Ørsted is a leading clean energy developer, constructing and operating projects that span renewable energy technologies, including offshore and land-based wind farms, solar farms, energy storage facilities, and e-fuels. Ørsted is the only energy company worldwide with a target for net-zero emissions using a science-based approach validated by the Science-Based Targets Initiative. Ørsted is steadily growing its portfolio of clean energy assets and partnerships with a nature-conscious mindset. Ørsted has recently partnered with Playa Lakes Joint Venture (PLJV), a regional partnership of federal and state wildlife agencies, conservation groups, and private industry to conserve bird habitat throughout the western Great Plains.

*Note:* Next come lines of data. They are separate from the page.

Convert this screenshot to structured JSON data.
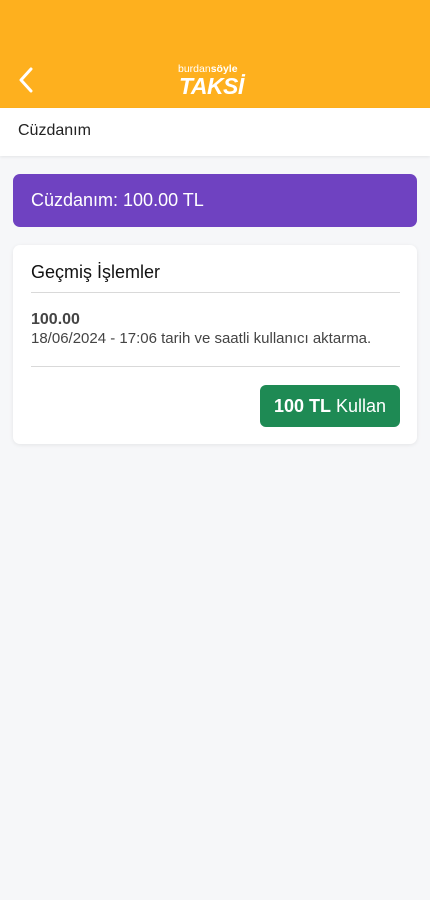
{
  "header": {
    "back_icon": "chevron-left-icon",
    "logo_top_light": "burdan",
    "logo_top_bold": "söyle",
    "logo_main": "TAKSİ",
    "background_color": "#feb01e"
  },
  "subheader": {
    "title": "Cüzdanım"
  },
  "wallet": {
    "label": "Cüzdanım: 100.00 TL",
    "color": "#6f42c1"
  },
  "history": {
    "title": "Geçmiş İşlemler",
    "items": [
      {
        "amount": "100.00",
        "description": "18/06/2024 - 17:06 tarih ve saatli kullanıcı aktarma."
      }
    ]
  },
  "use_button": {
    "amount": "100 TL",
    "action": "Kullan",
    "color": "#1e8a54"
  }
}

Project Description & History
As part of the Texas Playa Conservation Initiative (TxPCI),Ørsted has contributed $100,000 to Playa Lakes Joint Venture (PLJV) to restore and conserve 500 acres of playas near Ørsted’s operating wind farms in West Texas, a historically high-density area of playas. Ørsted and PLJV will be working alongside Texas Parks and Wildlife and Ducks Unlimited in the TxPCI partnership, which has been successful in restoring nearly 3,000 acres of playas since 2017.
The Texas High Plains have the highest density of playas in North America. Playas are round, shallow wetlands with clay basins that collect and hold water from rainfall and runoff, creating temporary lakes. Playas are essential to ecosystem function in the High Plains of Texas, providing services such as groundwater recharge, clean water, recreation, and even flood control. However, in the past several decades, over 80% of playas have been modified. These alterations to healthy playas can reduce available surface water, limiting wildlife habitat and disrupting local aquifer recharge.
Playas are also a much-needed resource for 30+ species of birds and other wildlife in the arid landscape of West Texas. Playa lakes create biodiversity hotspots in the High Plains as many waterfowl species overwinter, breed, or stop there during migrations, relying on playas for food. Key bird species that rely on playas include the Long-billed curlew, Stilt sandpiper, Northern pintail, Green heron, and Snowy egret.
Playas are vital to the people of West Texas because they play an important role in recharging the Ogallala Aquifer. The Ogallala Aquifer provides drinking water to nearly 2 million people residing in the High Plains area and serves as the primary water source for the area’s industries and agricultural producers. Playas can filter and recharge up to 95% of water collected in the southern portion of the aquifer. The 500 acres of playas to be conserved by Ørsted and PLJV will help keep the Ogallala Aquifer recharged and full during times of drought.